BY ISAAC SULTAN | Revel’s fast-climbing ride in New York City was put on hold Tuesday morning. After a tumultuous month of fatal accidents, lawsuits and widespread complaints, the upstart moped-sharing company announced it would be shutting down service in New York until further notice.
The company’s decision came just hours after 32-year-old Jeremy Malave was pronounced dead at North Shore Forest Hills Hospital in Queens. Malave was driving a Revel moped when he lost control of the scooter and crashed head-on into a light pole. It was unclear if he was wearing a helmet or not. The accident marked the second casualty on the electric-powered mopeds in the last two weeks.
CBS News reporter Nina Kapur, 26, died July 18 in a Revel accident in Greenpoint, Brooklyn.
“This is an unacceptable state of affairs,” Mayor Bill de Blasio said of the Revel mayhem sweeping the city at a press conference Tuesday. The mayor told the media his administration spoke with Revel C.E.O. Frank Reig to address safety concerns and accidents.
“I’ve been very clear with Revel…they cannot be open in this city unless they find a way to actually make the service safe,” the mayor said. “They’ve been making changes, but not enough changes, is the bottom line. This has just gotten to be too much. It just doesn’t work the way it’s structured.”
Though de Blasio noted the city does have the power to “regulate, restrict and even prohibit Revel scooters,” on its own terms, it appears Revel took matters into its own hands, publicly announcing its New York hiatus.

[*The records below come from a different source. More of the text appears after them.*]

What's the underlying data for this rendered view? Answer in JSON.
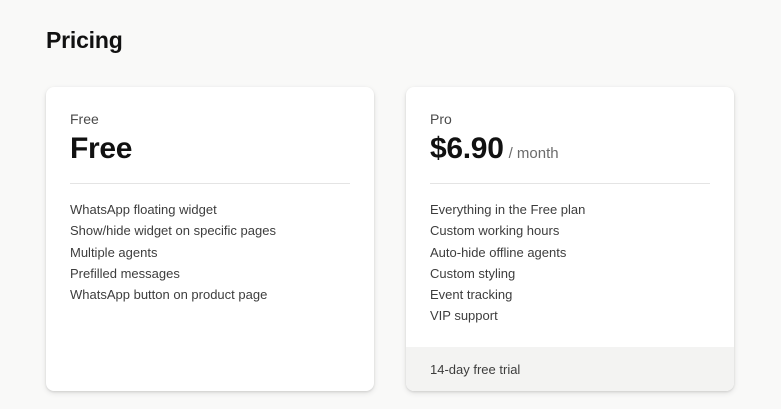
{
  "page": {
    "title": "Pricing"
  },
  "plans": [
    {
      "name": "Free",
      "price": "Free",
      "period": "",
      "features": [
        "WhatsApp floating widget",
        "Show/hide widget on specific pages",
        "Multiple agents",
        "Prefilled messages",
        "WhatsApp button on product page"
      ]
    },
    {
      "name": "Pro",
      "price": "$6.90",
      "period": "/ month",
      "features": [
        "Everything in the Free plan",
        "Custom working hours",
        "Auto-hide offline agents",
        "Custom styling",
        "Event tracking",
        "VIP support"
      ],
      "footer": "14-day free trial"
    }
  ],
  "colors": {
    "background": "#f9f9f8",
    "card": "#ffffff",
    "footer": "#f3f3f2"
  }
}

“We’re reviewing and strengthening our rider accountability and safety measures and communicating with city officials, and we look forward to serving you again in the near future,” the company said in a Tweet posted Tuesday morning.
As complaints about Revel riders increased recently, the company sent an e-mail to its users Sunday, pledging to introduce new safety measures, like requiring drivers to take an in-app safety exam and to confirm they are wearing a helmet before they set off. At the time of Malave’s death two days later, however, neither of these features were incorporated into Revel’s app.
“If they don’t come back with their way to make the service safe,” the mayor warned, “we will not allow them to reopen at all.”